The other men quickly followed suit, each snapping a large palm frond from a tree. They laid the massive leaves down end to end. The driver cautiously drove over them. As he did, the men leap-frogged from the end of the line after the tires passed over their leaves to the front, essentially creating a makeshift road as the matatu drove through the muddy valley.
A few minutes later, we reached a drier patch of land. The men tossed their fronds back into the lush forest that flanked the side of the road and hopped into the van. We continued on our way to Thika.

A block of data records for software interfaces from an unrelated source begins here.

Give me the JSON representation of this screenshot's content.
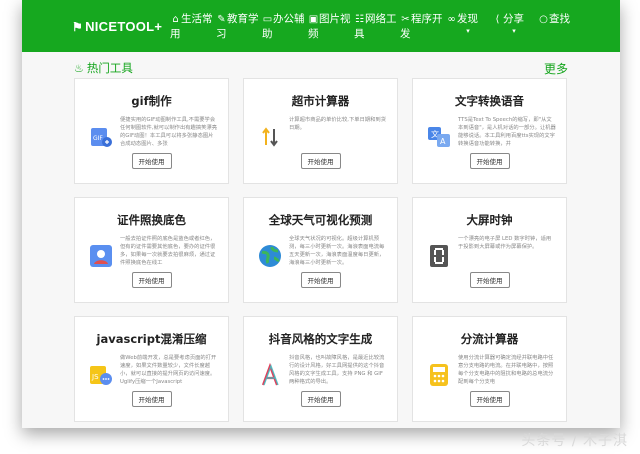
{
  "brand": {
    "logo_text": "NICETOOL+"
  },
  "nav": [
    {
      "icon": "home-icon",
      "glyph": "⌂",
      "label": "生活常用"
    },
    {
      "icon": "graduation-icon",
      "glyph": "✎",
      "label": "教育学习"
    },
    {
      "icon": "briefcase-icon",
      "glyph": "▭",
      "label": "办公辅助"
    },
    {
      "icon": "image-icon",
      "glyph": "▣",
      "label": "图片视频"
    },
    {
      "icon": "network-icon",
      "glyph": "☷",
      "label": "网络工具"
    },
    {
      "icon": "wrench-icon",
      "glyph": "✂",
      "label": "程序开发"
    },
    {
      "icon": "glasses-icon",
      "glyph": "∞",
      "label": "发现",
      "dropdown": true
    },
    {
      "icon": "share-icon",
      "glyph": "⟨",
      "label": "分享",
      "dropdown": true
    },
    {
      "icon": "search-icon",
      "glyph": "○",
      "label": "查找"
    }
  ],
  "section": {
    "title": "热门工具",
    "more": "更多"
  },
  "cards": [
    {
      "title": "gif制作",
      "icon": "gif-icon",
      "desc": "便捷实用的GIF动图制作工具,不需要学会任何制图软件,就可以制作出有趣搞笑漂亮的GIF动图！本工具可以将多张静态图片合成动态图片、多张",
      "button": "开始使用"
    },
    {
      "title": "超市计算器",
      "icon": "sort-arrows-icon",
      "desc": "计算超市商品的单价比较,下单日期和到货日期。",
      "button": "开始使用"
    },
    {
      "title": "文字转换语音",
      "icon": "translate-icon",
      "desc": "TTS是Text To Speech的缩写，即\"从文本到语音\"，是人机对话的一部分。让机器能够说话。本工具利用百度tts实现的文字转换语音功能转换，并",
      "button": "开始使用"
    },
    {
      "title": "证件照换底色",
      "icon": "id-card-icon",
      "desc": "一般去拍证件照的底色是蓝色或者红色，但有的证件需要其他底色，要办的证件很多，如果每一次就要去拍很麻烦，通过证件照换底色在线工",
      "button": "开始使用"
    },
    {
      "title": "全球天气可视化预测",
      "icon": "globe-icon",
      "desc": "全球天气状况的可视化。超级计算机预测，每三小时更新一次。海浪表面电流每五天更新一次，海浪表面温度每日更新，海浪每三小时更新一次。",
      "button": "开始使用"
    },
    {
      "title": "大屏时钟",
      "icon": "digital-clock-icon",
      "desc": "一个漂亮的电子屏 LED 数字时钟，适用于投影到大屏幕或作为屏幕保护。",
      "button": "开始使用"
    },
    {
      "title": "javascript混淆压缩",
      "icon": "js-icon",
      "desc": "做Web前端开发，总是要考虑页面的打开速度，如果文件数量较少，文件长度越小，就可以直接的提升网页的访问速度。Uglify压缩一个Javascript",
      "button": "开始使用"
    },
    {
      "title": "抖音风格的文字生成",
      "icon": "letter-a-icon",
      "desc": "抖音风格，也叫故障风格，是最近比较流行的设计风格，好工具网提供的这个抖音风格的文字生成工具，支持 PNG 和 GIF 两种格式的导出。",
      "button": "开始使用"
    },
    {
      "title": "分流计算器",
      "icon": "calculator-icon",
      "desc": "使用分流计算器可确定流经并联电路中任意分支电路的电流。在并联电路中，按照每个分支电路中的阻抗和电路的总电流分配到每个分支电",
      "button": "开始使用"
    }
  ],
  "watermark": "头条号 / 木子淇",
  "colors": {
    "brand_green": "#16a81f",
    "text_green": "#15a51d"
  }
}
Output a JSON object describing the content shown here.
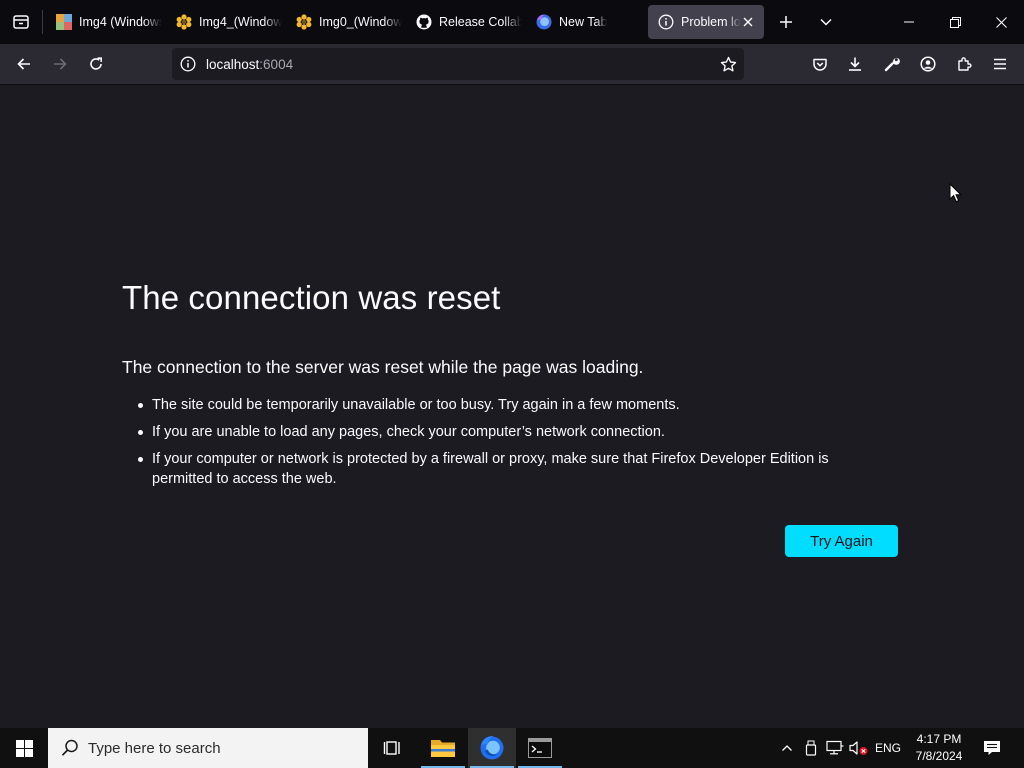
{
  "browser": {
    "tabs": [
      {
        "title": "Img4 (Windows",
        "icon": "image-thumbnail-icon"
      },
      {
        "title": "Img4_(Windows",
        "icon": "flower-favicon-icon"
      },
      {
        "title": "Img0_(Windows",
        "icon": "flower-favicon-icon"
      },
      {
        "title": "Release Collab",
        "icon": "github-icon"
      },
      {
        "title": "New Tab",
        "icon": "firefox-icon"
      },
      {
        "title": "Problem lo",
        "icon": "info-icon",
        "active": true
      }
    ],
    "url": {
      "host": "localhost",
      "port": ":6004"
    }
  },
  "error_page": {
    "title": "The connection was reset",
    "description": "The connection to the server was reset while the page was loading.",
    "bullets": [
      "The site could be temporarily unavailable or too busy. Try again in a few moments.",
      "If you are unable to load any pages, check your computer’s network connection.",
      "If your computer or network is protected by a firewall or proxy, make sure that Firefox Developer Edition is permitted to access the web."
    ],
    "button_label": "Try Again",
    "accent_color": "#00ddff"
  },
  "taskbar": {
    "search_placeholder": "Type here to search",
    "language": "ENG",
    "time": "4:17 PM",
    "date": "7/8/2024"
  },
  "colors": {
    "page_bg": "#1c1b22",
    "toolbar_bg": "#2b2a33",
    "tabstrip_bg": "#0b0b0f",
    "text": "#fbfbfe",
    "taskbar_accent": "#76b9ed"
  }
}
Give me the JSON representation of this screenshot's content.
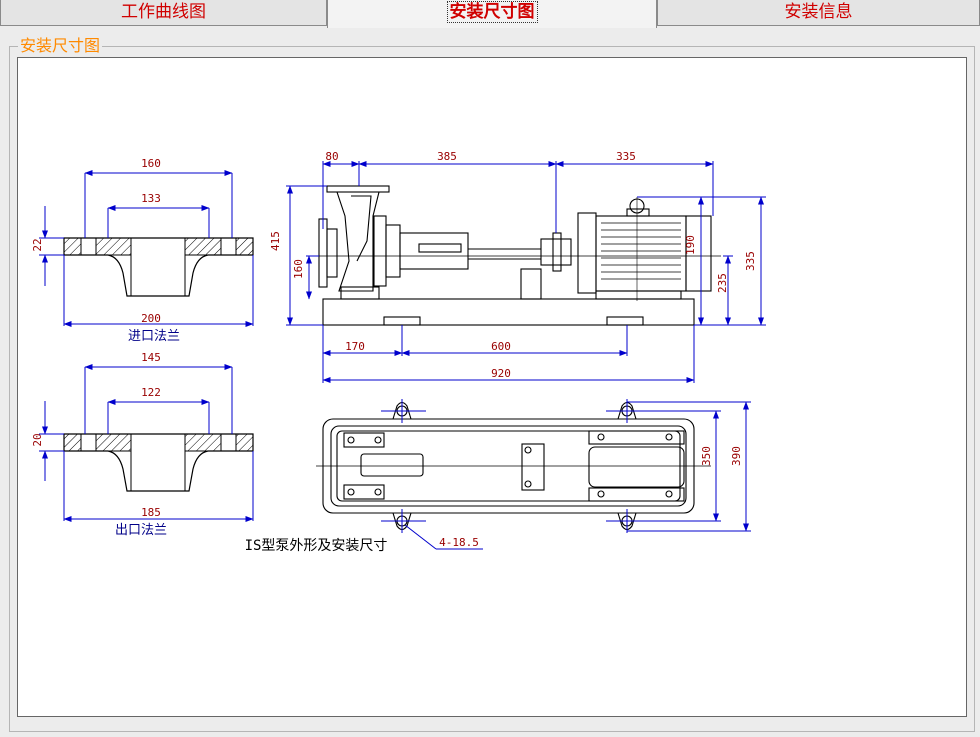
{
  "tabs": [
    {
      "label": "工作曲线图",
      "active": false
    },
    {
      "label": "安装尺寸图",
      "active": true
    },
    {
      "label": "安装信息",
      "active": false
    }
  ],
  "group": {
    "title": "安装尺寸图"
  },
  "drawing": {
    "caption": "IS型泵外形及安装尺寸",
    "inlet": {
      "title": "进口法兰",
      "d_outer": "160",
      "d_inner": "133",
      "thickness": "22",
      "width": "200"
    },
    "outlet": {
      "title": "出口法兰",
      "d_outer": "145",
      "d_inner": "122",
      "thickness": "20",
      "width": "185"
    },
    "side": {
      "d80": "80",
      "d385": "385",
      "d335": "335",
      "d415": "415",
      "d160": "160",
      "d190": "190",
      "d235": "235",
      "d335v": "335",
      "d170": "170",
      "d600": "600",
      "d920": "920"
    },
    "plan": {
      "d350": "350",
      "d390": "390",
      "holes": "4-18.5"
    }
  },
  "colors": {
    "tab_text": "#d00000",
    "legend": "#ff8a00",
    "dimension": "#0000cc",
    "dim_text": "#990000",
    "line": "#000000"
  }
}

Throughout our time in Kenya, we heard time and again from locals that they didn’t have the talent or time or resources to solve their problems. This was reinforced with rice delivered from an NGO during a drought, money for a borehole from a charity, and yes, the presence of Peace Corps volunteers.
Yet, these men knew their environment. They knew how to use tools at their disposal. And they created workable and efficient solutions using their own innovation and ingenuity out of necessity.
The men on our matatu are not an isolated case. Every day, in communities throughout the world, locals mastermind creative solutions to problems. But, amid the noise of the disruptive, 24-hour news cycle, we don’t hear these stories. We don’t have a way to learn about these community-based initiatives and ideas.
I want to change that with Rooted, a storytelling platform at the intersection of sustainable travel, environmental conservation, and community-based advocacy efforts.
As an international volunteer and election observer, passionate world traveler, and permanent resident in a developing nation, I have witnessed countless examples of solutions created by the people who are immediately and personally affected by very real problems.
And, as a seasoned journalist, I want to share their stories.
I’ve been grappling with the best way to combine my passions and expertise so it adds value to the world. How can I help amplify the incredible community-based projects I’ve learned about? What can I do to encourage others to celebrate small efforts that have big, powerful, and positive consequences? How can I distribute original commentary in a way that adds to the conversation instead of detracts from it? How can I share related tips and insights from my professional work in this area? Where can I share others’ innovative stories and solutions — using my privilege and resources to pass the mic?
The answer to all of these questions is Rooted.
Right now, Rooted is starting to grow with a biweekly newsletter. Inside you’ll find:
- Access to original editorials and articles.
- Links to awesome solutions stories living at the intersection of sustainable travel, environmental conversation, and community-based advocacy efforts.
- Updates on my recently published articles, speaking engagements, and work in this area.
- And the occasional fun / surprising / envy-inducing update, photo, or tidbit from my kaleidoscopic life.
I hope you’ll join me on a journey of empowerment and amplification with Rooted, where local people plant the seeds and storytelling helps them grow.